In addition we had some surprise visitors to the village who were able to provide us with new and unusual information regarding Barrow Hall during the 1940s

“ We have just interviewed two delightful women who were sent to Barrow Hall as evacuees during the war. 

They decided to visit Barrow last week to see their former home, met Coleen and Kate who asked them to talk to us and they came back yesterday for that purpose. 

They were very young at the time but recalled their time in the village with great affection and happiness .

Their stories have provided us with is a link to the Hall that we never anticipated having.”

Archaeologist’s Visit

We have had a survey of the church undertaken by the archaeologist Peter Ryder. We are still waiting for his final report but I am including here a few lines of his draft report

The young people of the village were fascinated by the visit of the archaeologist !

sandd2 sandd3

Structural History

This is an intriguing building, and its development is not easy to reconstruct. Canon Cox, who has been followed by most subsequent writers, interpreted the following scenario:

Early 13th century; North arcade and the walls of both aisles as of the early 13th century.

c1300. Lower part of the tower together, three windows and doorway in north aisle.

c1320-1330. South arcade and south aisle windows, south porch, and east window of he north aisle.

‘Perpendicular’ (late 14th/15th century). Belfry, clerestory and the window and door on the south of the chancel.

Some other accounts have seen the nave being lengthened to the west in the 13th century.

As often with older church interpretations, there was a heavy reliance on stylistic dating of architectural features, and little observation of changes in fabric type. A longer and more complex chronology can now be tentatively offered:

The archaeologist, Peter Ryder, continues by giving a very thorough and detailed account of how he interprets the stones of the building, starting by saying that parts of the Nave are Anglo-Saxon. The report will be posted on the web as soon as it is finalised.


Additionally, we have received a further grant from Nottingham University to have the fields beside the Chapel – “ The Mere “ – surveyed. It is hoped that this will take place in June.

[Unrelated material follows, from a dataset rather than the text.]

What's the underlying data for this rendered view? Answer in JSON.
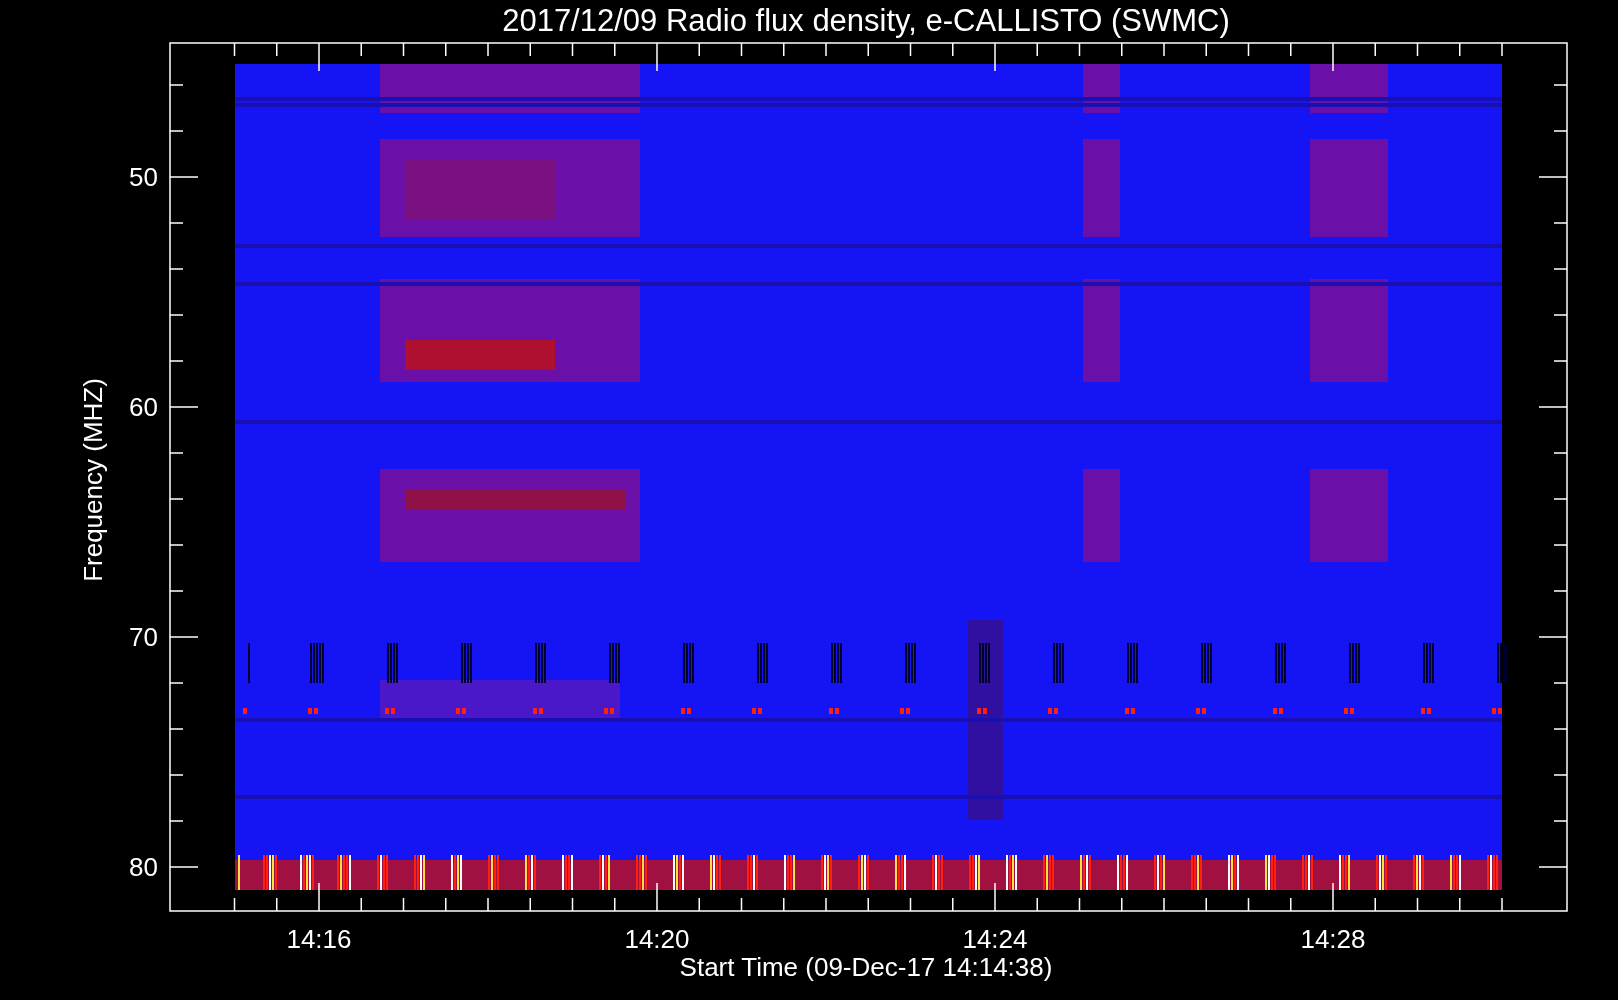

Open Day Barrow Village Hall 13 April 2013

We had a very successful Open Day on the 13th April in the Village Hall. This created a great deal of interest and was well attended. The History of the following areas of the parish was featured and there was general astonishment amongst team members as well as visitors regarding the amount of material that had been discovered already.



Anne Heathcote:           Church

Catherine Blackmore:    The Nook

Coleen March:               The Chapel

Dave Hately:                  Brookfield and Manor Croft

Duncan Hewitt:             Arleston and Web site

Glenis Palmer:                Manor House and Court

Helen Atkin:                   Youth Group; time capsule, leaflets and reception

Jill Scarfe:                      Buildings, Beaumonts and Barrow Hall

John Spencer:               The Cross



Kate Webberley
and Sarah Briggs:           People and School

Ken Atkin:                     The Grange, Fields and Farms

The all important refreshments were provided by Jean Croft with Jo Foster and Mandy Moss




Creative Commons License
Except where otherwise noted, this work is licensed under a
Creative Commons Attribution-NonCommercial-ShareAlike 3.0 Unported License.
CC BY-NC   Barrow on Trent Parish History Research Group

Leave a Reply

Your email address will not be published. Required fields are marked *